Task details:
Down to the last line, restate the records word for word, but not the pictures.

Data for this task:
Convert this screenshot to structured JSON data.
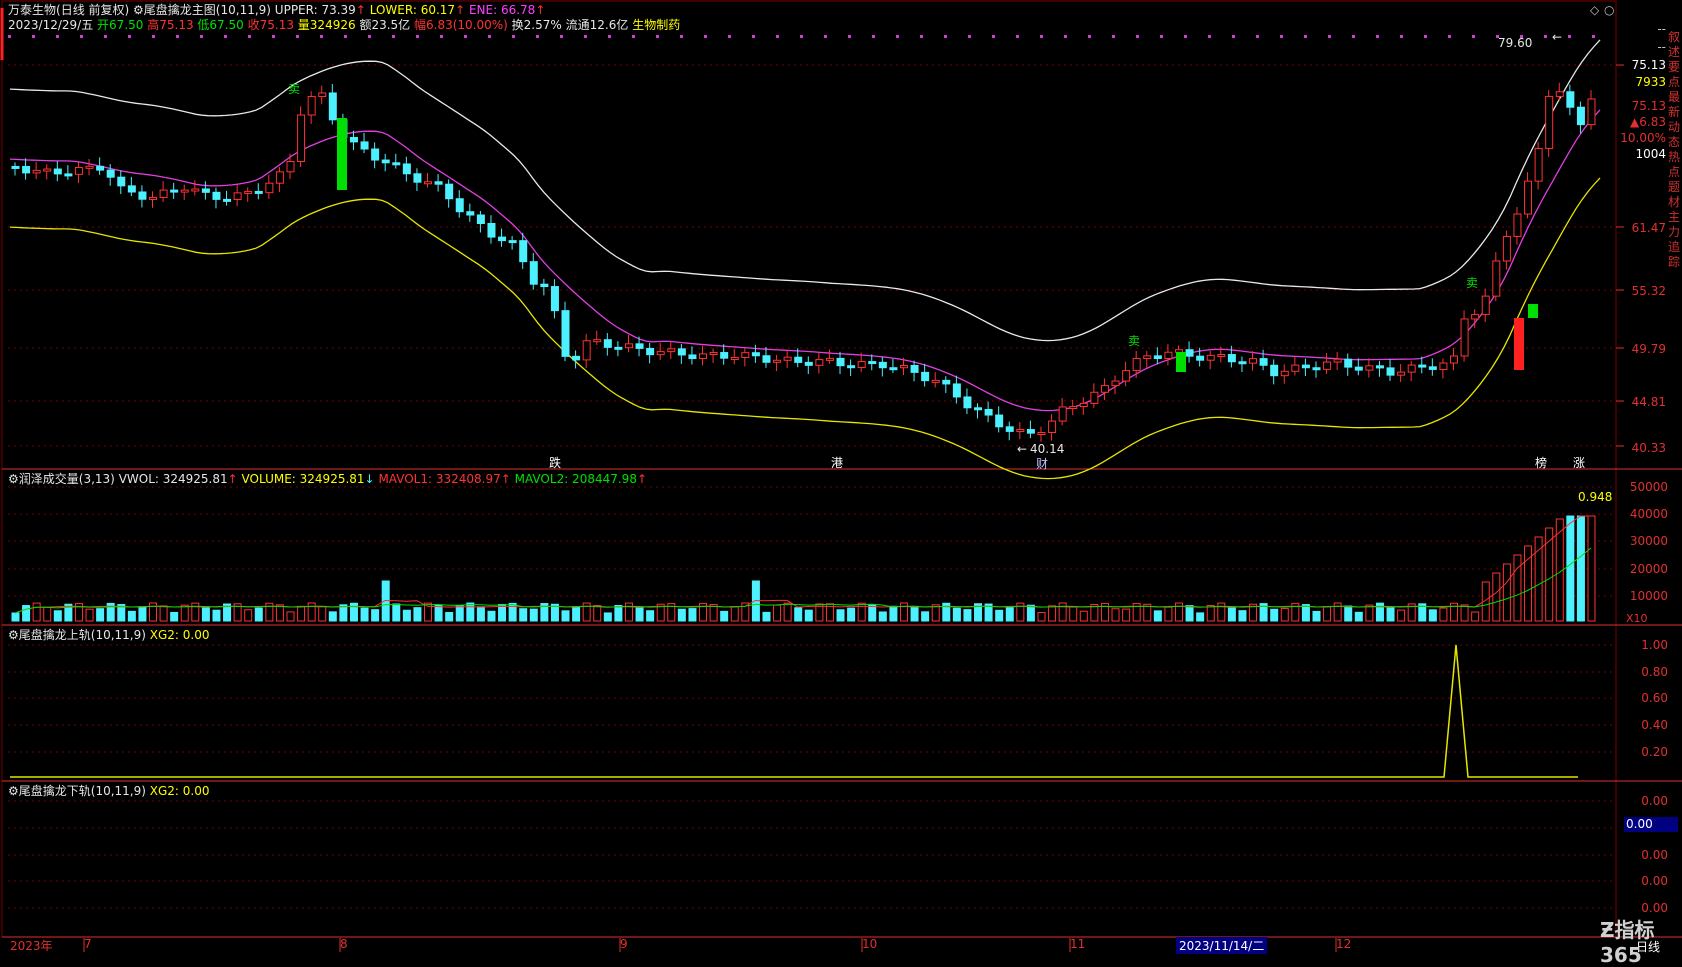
{
  "stock": {
    "name": "万泰生物",
    "period": "(日线 前复权)"
  },
  "main_indicator": {
    "name": "尾盘擒龙主图(10,11,9)",
    "upper_label": "UPPER: 73.39",
    "lower_label": "LOWER: 60.17",
    "ene_label": "ENE: 66.78"
  },
  "quote": {
    "date": "2023/12/29/五",
    "open": "开67.50",
    "high": "高75.13",
    "low": "低67.50",
    "close": "收75.13",
    "volume": "量324926",
    "amount": "额23.5亿",
    "change": "幅6.83(10.00%)",
    "turnover": "换2.57%",
    "float": "流通12.6亿",
    "sector": "生物制药"
  },
  "price_axis": {
    "ticks": [
      "75.13",
      "61.47",
      "55.32",
      "49.79",
      "44.81",
      "40.33"
    ],
    "current_price": "75.13",
    "change": "▲6.83",
    "change_pct": "10.00%",
    "lots": "1004",
    "top_dashes": [
      "--",
      "--"
    ],
    "volume_tag": "7933"
  },
  "annotations": {
    "high": "79.60",
    "low": "40.14",
    "sell1": "卖",
    "sell2": "卖",
    "buy": "卖"
  },
  "events": [
    "跌",
    "港",
    "财",
    "榜",
    "涨"
  ],
  "volume_panel": {
    "name": "润泽成交量(3,13)",
    "vwol": "VWOL: 324925.81",
    "volume": "VOLUME: 324925.81",
    "mavol1": "MAVOL1: 332408.97",
    "mavol2": "MAVOL2: 208447.98",
    "ticks": [
      "50000",
      "40000",
      "30000",
      "20000",
      "10000"
    ],
    "ratio": "0.948",
    "unit": "X10"
  },
  "upper_panel": {
    "name": "尾盘擒龙上轨(10,11,9)",
    "xg2": "XG2: 0.00",
    "ticks": [
      "1.00",
      "0.80",
      "0.60",
      "0.40",
      "0.20"
    ]
  },
  "lower_panel": {
    "name": "尾盘擒龙下轨(10,11,9)",
    "xg2": "XG2: 0.00",
    "ticks": [
      "0.00",
      "0.00",
      "0.00",
      "0.00",
      "0.00"
    ],
    "highlight": "0.00"
  },
  "x_axis": {
    "labels": [
      "2023年",
      "7",
      "8",
      "9",
      "10",
      "11",
      "12"
    ],
    "cursor": "2023/11/14/二",
    "period": "日线"
  },
  "right_tabs": "叙述要点最新动态热点题材主力追踪",
  "watermark": "指标365",
  "colors": {
    "bg": "#000000",
    "up": "#ff3232",
    "down": "#4df0ff",
    "grid": "#800000"
  }
}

Result below:
Convert this screenshot to structured JSON data.
{
  "stock": {
    "name": "万泰生物",
    "period": "(日线 前复权)"
  },
  "main_indicator": {
    "name": "尾盘擒龙主图(10,11,9)",
    "upper_label": "UPPER: 73.39",
    "lower_label": "LOWER: 60.17",
    "ene_label": "ENE: 66.78"
  },
  "quote": {
    "date": "2023/12/29/五",
    "open": "开67.50",
    "high": "高75.13",
    "low": "低67.50",
    "close": "收75.13",
    "volume": "量324926",
    "amount": "额23.5亿",
    "change": "幅6.83(10.00%)",
    "turnover": "换2.57%",
    "float": "流通12.6亿",
    "sector": "生物制药"
  },
  "price_axis": {
    "ticks": [
      "75.13",
      "61.47",
      "55.32",
      "49.79",
      "44.81",
      "40.33"
    ],
    "current_price": "75.13",
    "change": "▲6.83",
    "change_pct": "10.00%",
    "lots": "1004",
    "top_dashes": [
      "--",
      "--"
    ],
    "volume_tag": "7933"
  },
  "annotations": {
    "high": "79.60",
    "low": "40.14",
    "sell1": "卖",
    "sell2": "卖",
    "buy": "卖"
  },
  "events": [
    "跌",
    "港",
    "财",
    "榜",
    "涨"
  ],
  "volume_panel": {
    "name": "润泽成交量(3,13)",
    "vwol": "VWOL: 324925.81",
    "volume": "VOLUME: 324925.81",
    "mavol1": "MAVOL1: 332408.97",
    "mavol2": "MAVOL2: 208447.98",
    "ticks": [
      "50000",
      "40000",
      "30000",
      "20000",
      "10000"
    ],
    "ratio": "0.948",
    "unit": "X10"
  },
  "upper_panel": {
    "name": "尾盘擒龙上轨(10,11,9)",
    "xg2": "XG2: 0.00",
    "ticks": [
      "1.00",
      "0.80",
      "0.60",
      "0.40",
      "0.20"
    ]
  },
  "lower_panel": {
    "name": "尾盘擒龙下轨(10,11,9)",
    "xg2": "XG2: 0.00",
    "ticks": [
      "0.00",
      "0.00",
      "0.00",
      "0.00",
      "0.00"
    ],
    "highlight": "0.00"
  },
  "x_axis": {
    "labels": [
      "2023年",
      "7",
      "8",
      "9",
      "10",
      "11",
      "12"
    ],
    "cursor": "2023/11/14/二",
    "period": "日线"
  },
  "right_tabs": "叙述要点最新动态热点题材主力追踪",
  "watermark": "指标365",
  "colors": {
    "bg": "#000000",
    "up": "#ff3232",
    "down": "#4df0ff",
    "grid": "#800000"
  }
}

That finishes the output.